### Source records:

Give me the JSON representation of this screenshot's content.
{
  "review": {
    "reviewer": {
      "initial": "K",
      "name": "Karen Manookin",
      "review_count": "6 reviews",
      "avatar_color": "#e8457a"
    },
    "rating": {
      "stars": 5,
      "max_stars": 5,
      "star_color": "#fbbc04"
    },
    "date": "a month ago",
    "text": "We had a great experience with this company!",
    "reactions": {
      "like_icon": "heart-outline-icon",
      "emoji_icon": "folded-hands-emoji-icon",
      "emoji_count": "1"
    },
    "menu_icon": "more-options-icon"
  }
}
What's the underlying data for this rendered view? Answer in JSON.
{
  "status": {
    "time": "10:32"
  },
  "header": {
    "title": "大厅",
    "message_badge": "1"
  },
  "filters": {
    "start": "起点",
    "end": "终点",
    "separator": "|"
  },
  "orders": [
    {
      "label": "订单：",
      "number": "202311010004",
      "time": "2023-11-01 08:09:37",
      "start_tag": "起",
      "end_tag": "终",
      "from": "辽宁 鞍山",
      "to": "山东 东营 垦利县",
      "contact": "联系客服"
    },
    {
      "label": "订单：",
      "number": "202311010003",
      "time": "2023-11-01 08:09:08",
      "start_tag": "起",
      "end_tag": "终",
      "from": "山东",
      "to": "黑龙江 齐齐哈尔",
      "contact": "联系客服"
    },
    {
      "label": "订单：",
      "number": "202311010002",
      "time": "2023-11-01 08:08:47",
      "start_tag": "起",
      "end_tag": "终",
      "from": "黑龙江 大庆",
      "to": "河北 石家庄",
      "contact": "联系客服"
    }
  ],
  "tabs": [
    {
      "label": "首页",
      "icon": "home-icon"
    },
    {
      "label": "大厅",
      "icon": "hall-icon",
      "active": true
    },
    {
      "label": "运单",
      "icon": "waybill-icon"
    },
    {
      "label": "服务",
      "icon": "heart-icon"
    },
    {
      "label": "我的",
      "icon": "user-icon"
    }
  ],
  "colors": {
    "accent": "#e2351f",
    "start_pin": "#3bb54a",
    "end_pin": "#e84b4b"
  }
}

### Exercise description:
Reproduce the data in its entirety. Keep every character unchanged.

### Answer to this task:
Give me the JSON representation of this screenshot's content.
{
  "review": {
    "reviewer": {
      "initial": "K",
      "name": "Karen Manookin",
      "review_count": "6 reviews",
      "avatar_color": "#e8457a"
    },
    "rating": {
      "stars": 5,
      "max_stars": 5,
      "star_color": "#fbbc04"
    },
    "date": "a month ago",
    "text": "We had a great experience with this company!",
    "reactions": {
      "like_icon": "heart-outline-icon",
      "emoji_icon": "folded-hands-emoji-icon",
      "emoji_count": "1"
    },
    "menu_icon": "more-options-icon"
  }
}
What's the underlying data for this rendered view? Answer in JSON.
{
  "status": {
    "time": "10:32"
  },
  "header": {
    "title": "大厅",
    "message_badge": "1"
  },
  "filters": {
    "start": "起点",
    "end": "终点",
    "separator": "|"
  },
  "orders": [
    {
      "label": "订单：",
      "number": "202311010004",
      "time": "2023-11-01 08:09:37",
      "start_tag": "起",
      "end_tag": "终",
      "from": "辽宁 鞍山",
      "to": "山东 东营 垦利县",
      "contact": "联系客服"
    },
    {
      "label": "订单：",
      "number": "202311010003",
      "time": "2023-11-01 08:09:08",
      "start_tag": "起",
      "end_tag": "终",
      "from": "山东",
      "to": "黑龙江 齐齐哈尔",
      "contact": "联系客服"
    },
    {
      "label": "订单：",
      "number": "202311010002",
      "time": "2023-11-01 08:08:47",
      "start_tag": "起",
      "end_tag": "终",
      "from": "黑龙江 大庆",
      "to": "河北 石家庄",
      "contact": "联系客服"
    }
  ],
  "tabs": [
    {
      "label": "首页",
      "icon": "home-icon"
    },
    {
      "label": "大厅",
      "icon": "hall-icon",
      "active": true
    },
    {
      "label": "运单",
      "icon": "waybill-icon"
    },
    {
      "label": "服务",
      "icon": "heart-icon"
    },
    {
      "label": "我的",
      "icon": "user-icon"
    }
  ],
  "colors": {
    "accent": "#e2351f",
    "start_pin": "#3bb54a",
    "end_pin": "#e84b4b"
  }
}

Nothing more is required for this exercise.